== Material for the task ==
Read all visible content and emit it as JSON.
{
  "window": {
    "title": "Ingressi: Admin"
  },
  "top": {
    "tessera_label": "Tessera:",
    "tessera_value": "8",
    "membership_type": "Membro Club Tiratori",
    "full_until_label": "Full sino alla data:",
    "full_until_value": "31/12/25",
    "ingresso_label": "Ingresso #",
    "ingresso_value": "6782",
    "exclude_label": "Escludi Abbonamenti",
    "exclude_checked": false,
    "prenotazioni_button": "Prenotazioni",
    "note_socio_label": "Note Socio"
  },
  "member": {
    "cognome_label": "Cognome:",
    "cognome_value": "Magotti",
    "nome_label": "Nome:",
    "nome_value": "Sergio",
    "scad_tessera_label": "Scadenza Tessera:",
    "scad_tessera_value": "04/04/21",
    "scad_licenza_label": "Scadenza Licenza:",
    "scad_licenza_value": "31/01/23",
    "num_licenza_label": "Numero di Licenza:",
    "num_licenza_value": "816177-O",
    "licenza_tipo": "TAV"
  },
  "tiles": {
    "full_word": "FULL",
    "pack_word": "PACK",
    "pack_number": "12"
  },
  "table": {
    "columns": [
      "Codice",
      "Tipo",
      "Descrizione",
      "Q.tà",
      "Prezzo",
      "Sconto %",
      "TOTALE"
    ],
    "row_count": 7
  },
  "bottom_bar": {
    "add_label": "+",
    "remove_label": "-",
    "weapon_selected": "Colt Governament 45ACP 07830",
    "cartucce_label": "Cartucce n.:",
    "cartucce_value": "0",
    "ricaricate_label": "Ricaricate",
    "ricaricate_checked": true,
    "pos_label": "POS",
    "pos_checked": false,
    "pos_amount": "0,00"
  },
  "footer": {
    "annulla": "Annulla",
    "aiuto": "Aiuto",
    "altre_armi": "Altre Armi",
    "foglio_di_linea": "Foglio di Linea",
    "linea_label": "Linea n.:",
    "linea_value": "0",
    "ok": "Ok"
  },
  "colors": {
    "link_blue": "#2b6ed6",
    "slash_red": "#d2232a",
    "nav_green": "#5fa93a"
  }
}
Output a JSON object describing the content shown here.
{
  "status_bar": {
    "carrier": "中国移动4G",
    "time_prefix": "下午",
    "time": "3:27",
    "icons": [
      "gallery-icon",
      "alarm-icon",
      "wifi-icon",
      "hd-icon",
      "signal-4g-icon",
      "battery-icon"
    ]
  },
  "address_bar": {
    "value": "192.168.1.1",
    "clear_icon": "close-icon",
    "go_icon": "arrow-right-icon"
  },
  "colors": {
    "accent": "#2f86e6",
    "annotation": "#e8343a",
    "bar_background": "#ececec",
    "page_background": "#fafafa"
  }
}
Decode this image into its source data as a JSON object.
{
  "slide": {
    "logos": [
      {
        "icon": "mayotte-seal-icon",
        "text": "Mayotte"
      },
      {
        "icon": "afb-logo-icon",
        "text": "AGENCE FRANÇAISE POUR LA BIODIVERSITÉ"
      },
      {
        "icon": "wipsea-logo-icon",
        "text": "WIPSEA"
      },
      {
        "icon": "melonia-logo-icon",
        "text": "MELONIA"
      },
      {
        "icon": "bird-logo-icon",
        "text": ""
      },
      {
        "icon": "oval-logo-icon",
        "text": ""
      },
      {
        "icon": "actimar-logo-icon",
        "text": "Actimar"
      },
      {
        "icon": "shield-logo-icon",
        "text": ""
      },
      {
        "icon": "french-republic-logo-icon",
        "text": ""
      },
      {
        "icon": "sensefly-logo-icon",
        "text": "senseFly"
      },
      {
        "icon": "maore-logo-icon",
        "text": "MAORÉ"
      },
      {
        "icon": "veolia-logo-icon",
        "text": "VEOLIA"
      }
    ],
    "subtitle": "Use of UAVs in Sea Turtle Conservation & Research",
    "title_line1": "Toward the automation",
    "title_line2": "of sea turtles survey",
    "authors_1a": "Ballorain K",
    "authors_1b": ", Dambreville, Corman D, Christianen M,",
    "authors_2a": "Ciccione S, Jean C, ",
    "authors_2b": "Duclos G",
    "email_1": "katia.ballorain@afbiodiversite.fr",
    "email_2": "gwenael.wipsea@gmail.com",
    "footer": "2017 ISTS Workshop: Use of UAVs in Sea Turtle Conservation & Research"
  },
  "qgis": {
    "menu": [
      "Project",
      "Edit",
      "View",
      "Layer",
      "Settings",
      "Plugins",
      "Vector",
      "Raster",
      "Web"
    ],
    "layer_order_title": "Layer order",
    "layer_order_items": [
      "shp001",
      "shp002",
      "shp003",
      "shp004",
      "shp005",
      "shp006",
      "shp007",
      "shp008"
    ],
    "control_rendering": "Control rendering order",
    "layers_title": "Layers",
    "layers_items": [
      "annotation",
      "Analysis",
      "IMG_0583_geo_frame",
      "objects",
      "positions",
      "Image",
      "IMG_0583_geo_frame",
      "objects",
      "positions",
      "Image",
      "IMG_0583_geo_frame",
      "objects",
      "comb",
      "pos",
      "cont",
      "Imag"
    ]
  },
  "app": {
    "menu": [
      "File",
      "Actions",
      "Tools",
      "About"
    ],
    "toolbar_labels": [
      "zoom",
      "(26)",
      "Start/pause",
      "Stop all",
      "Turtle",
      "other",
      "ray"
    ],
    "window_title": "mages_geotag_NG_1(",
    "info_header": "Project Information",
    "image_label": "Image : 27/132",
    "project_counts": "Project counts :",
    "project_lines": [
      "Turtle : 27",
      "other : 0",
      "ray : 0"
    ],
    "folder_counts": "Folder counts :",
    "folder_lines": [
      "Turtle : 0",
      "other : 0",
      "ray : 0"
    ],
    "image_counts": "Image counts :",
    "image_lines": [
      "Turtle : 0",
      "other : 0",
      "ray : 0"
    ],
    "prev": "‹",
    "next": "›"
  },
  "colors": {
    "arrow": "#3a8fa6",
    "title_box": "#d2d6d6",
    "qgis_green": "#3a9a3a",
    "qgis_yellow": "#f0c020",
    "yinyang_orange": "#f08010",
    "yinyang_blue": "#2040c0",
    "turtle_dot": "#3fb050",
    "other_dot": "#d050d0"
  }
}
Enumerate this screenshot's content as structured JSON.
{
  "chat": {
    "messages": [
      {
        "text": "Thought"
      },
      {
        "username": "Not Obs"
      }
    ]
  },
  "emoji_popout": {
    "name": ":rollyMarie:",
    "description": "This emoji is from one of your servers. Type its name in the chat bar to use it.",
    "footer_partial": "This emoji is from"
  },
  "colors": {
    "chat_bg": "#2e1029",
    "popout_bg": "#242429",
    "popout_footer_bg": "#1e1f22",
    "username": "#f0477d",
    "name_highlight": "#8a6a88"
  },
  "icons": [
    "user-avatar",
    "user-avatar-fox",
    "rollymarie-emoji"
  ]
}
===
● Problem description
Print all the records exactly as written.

● Response
Read all visible content and emit it as JSON.
{
  "window": {
    "title": "Ingressi: Admin"
  },
  "top": {
    "tessera_label": "Tessera:",
    "tessera_value": "8",
    "membership_type": "Membro Club Tiratori",
    "full_until_label": "Full sino alla data:",
    "full_until_value": "31/12/25",
    "ingresso_label": "Ingresso #",
    "ingresso_value": "6782",
    "exclude_label": "Escludi Abbonamenti",
    "exclude_checked": false,
    "prenotazioni_button": "Prenotazioni",
    "note_socio_label": "Note Socio"
  },
  "member": {
    "cognome_label": "Cognome:",
    "cognome_value": "Magotti",
    "nome_label": "Nome:",
    "nome_value": "Sergio",
    "scad_tessera_label": "Scadenza Tessera:",
    "scad_tessera_value": "04/04/21",
    "scad_licenza_label": "Scadenza Licenza:",
    "scad_licenza_value": "31/01/23",
    "num_licenza_label": "Numero di Licenza:",
    "num_licenza_value": "816177-O",
    "licenza_tipo": "TAV"
  },
  "tiles": {
    "full_word": "FULL",
    "pack_word": "PACK",
    "pack_number": "12"
  },
  "table": {
    "columns": [
      "Codice",
      "Tipo",
      "Descrizione",
      "Q.tà",
      "Prezzo",
      "Sconto %",
      "TOTALE"
    ],
    "row_count": 7
  },
  "bottom_bar": {
    "add_label": "+",
    "remove_label": "-",
    "weapon_selected": "Colt Governament 45ACP 07830",
    "cartucce_label": "Cartucce n.:",
    "cartucce_value": "0",
    "ricaricate_label": "Ricaricate",
    "ricaricate_checked": true,
    "pos_label": "POS",
    "pos_checked": false,
    "pos_amount": "0,00"
  },
  "footer": {
    "annulla": "Annulla",
    "aiuto": "Aiuto",
    "altre_armi": "Altre Armi",
    "foglio_di_linea": "Foglio di Linea",
    "linea_label": "Linea n.:",
    "linea_value": "0",
    "ok": "Ok"
  },
  "colors": {
    "link_blue": "#2b6ed6",
    "slash_red": "#d2232a",
    "nav_green": "#5fa93a"
  }
}
Output a JSON object describing the content shown here.
{
  "status_bar": {
    "carrier": "中国移动4G",
    "time_prefix": "下午",
    "time": "3:27",
    "icons": [
      "gallery-icon",
      "alarm-icon",
      "wifi-icon",
      "hd-icon",
      "signal-4g-icon",
      "battery-icon"
    ]
  },
  "address_bar": {
    "value": "192.168.1.1",
    "clear_icon": "close-icon",
    "go_icon": "arrow-right-icon"
  },
  "colors": {
    "accent": "#2f86e6",
    "annotation": "#e8343a",
    "bar_background": "#ececec",
    "page_background": "#fafafa"
  }
}
Decode this image into its source data as a JSON object.
{
  "slide": {
    "logos": [
      {
        "icon": "mayotte-seal-icon",
        "text": "Mayotte"
      },
      {
        "icon": "afb-logo-icon",
        "text": "AGENCE FRANÇAISE POUR LA BIODIVERSITÉ"
      },
      {
        "icon": "wipsea-logo-icon",
        "text": "WIPSEA"
      },
      {
        "icon": "melonia-logo-icon",
        "text": "MELONIA"
      },
      {
        "icon": "bird-logo-icon",
        "text": ""
      },
      {
        "icon": "oval-logo-icon",
        "text": ""
      },
      {
        "icon": "actimar-logo-icon",
        "text": "Actimar"
      },
      {
        "icon": "shield-logo-icon",
        "text": ""
      },
      {
        "icon": "french-republic-logo-icon",
        "text": ""
      },
      {
        "icon": "sensefly-logo-icon",
        "text": "senseFly"
      },
      {
        "icon": "maore-logo-icon",
        "text": "MAORÉ"
      },
      {
        "icon": "veolia-logo-icon",
        "text": "VEOLIA"
      }
    ],
    "subtitle": "Use of UAVs in Sea Turtle Conservation & Research",
    "title_line1": "Toward the automation",
    "title_line2": "of sea turtles survey",
    "authors_1a": "Ballorain K",
    "authors_1b": ", Dambreville, Corman D, Christianen M,",
    "authors_2a": "Ciccione S, Jean C, ",
    "authors_2b": "Duclos G",
    "email_1": "katia.ballorain@afbiodiversite.fr",
    "email_2": "gwenael.wipsea@gmail.com",
    "footer": "2017 ISTS Workshop: Use of UAVs in Sea Turtle Conservation & Research"
  },
  "qgis": {
    "menu": [
      "Project",
      "Edit",
      "View",
      "Layer",
      "Settings",
      "Plugins",
      "Vector",
      "Raster",
      "Web"
    ],
    "layer_order_title": "Layer order",
    "layer_order_items": [
      "shp001",
      "shp002",
      "shp003",
      "shp004",
      "shp005",
      "shp006",
      "shp007",
      "shp008"
    ],
    "control_rendering": "Control rendering order",
    "layers_title": "Layers",
    "layers_items": [
      "annotation",
      "Analysis",
      "IMG_0583_geo_frame",
      "objects",
      "positions",
      "Image",
      "IMG_0583_geo_frame",
      "objects",
      "positions",
      "Image",
      "IMG_0583_geo_frame",
      "objects",
      "comb",
      "pos",
      "cont",
      "Imag"
    ]
  },
  "app": {
    "menu": [
      "File",
      "Actions",
      "Tools",
      "About"
    ],
    "toolbar_labels": [
      "zoom",
      "(26)",
      "Start/pause",
      "Stop all",
      "Turtle",
      "other",
      "ray"
    ],
    "window_title": "mages_geotag_NG_1(",
    "info_header": "Project Information",
    "image_label": "Image : 27/132",
    "project_counts": "Project counts :",
    "project_lines": [
      "Turtle : 27",
      "other : 0",
      "ray : 0"
    ],
    "folder_counts": "Folder counts :",
    "folder_lines": [
      "Turtle : 0",
      "other : 0",
      "ray : 0"
    ],
    "image_counts": "Image counts :",
    "image_lines": [
      "Turtle : 0",
      "other : 0",
      "ray : 0"
    ],
    "prev": "‹",
    "next": "›"
  },
  "colors": {
    "arrow": "#3a8fa6",
    "title_box": "#d2d6d6",
    "qgis_green": "#3a9a3a",
    "qgis_yellow": "#f0c020",
    "yinyang_orange": "#f08010",
    "yinyang_blue": "#2040c0",
    "turtle_dot": "#3fb050",
    "other_dot": "#d050d0"
  }
}
Enumerate this screenshot's content as structured JSON.
{
  "chat": {
    "messages": [
      {
        "text": "Thought"
      },
      {
        "username": "Not Obs"
      }
    ]
  },
  "emoji_popout": {
    "name": ":rollyMarie:",
    "description": "This emoji is from one of your servers. Type its name in the chat bar to use it.",
    "footer_partial": "This emoji is from"
  },
  "colors": {
    "chat_bg": "#2e1029",
    "popout_bg": "#242429",
    "popout_footer_bg": "#1e1f22",
    "username": "#f0477d",
    "name_highlight": "#8a6a88"
  },
  "icons": [
    "user-avatar",
    "user-avatar-fox",
    "rollymarie-emoji"
  ]
}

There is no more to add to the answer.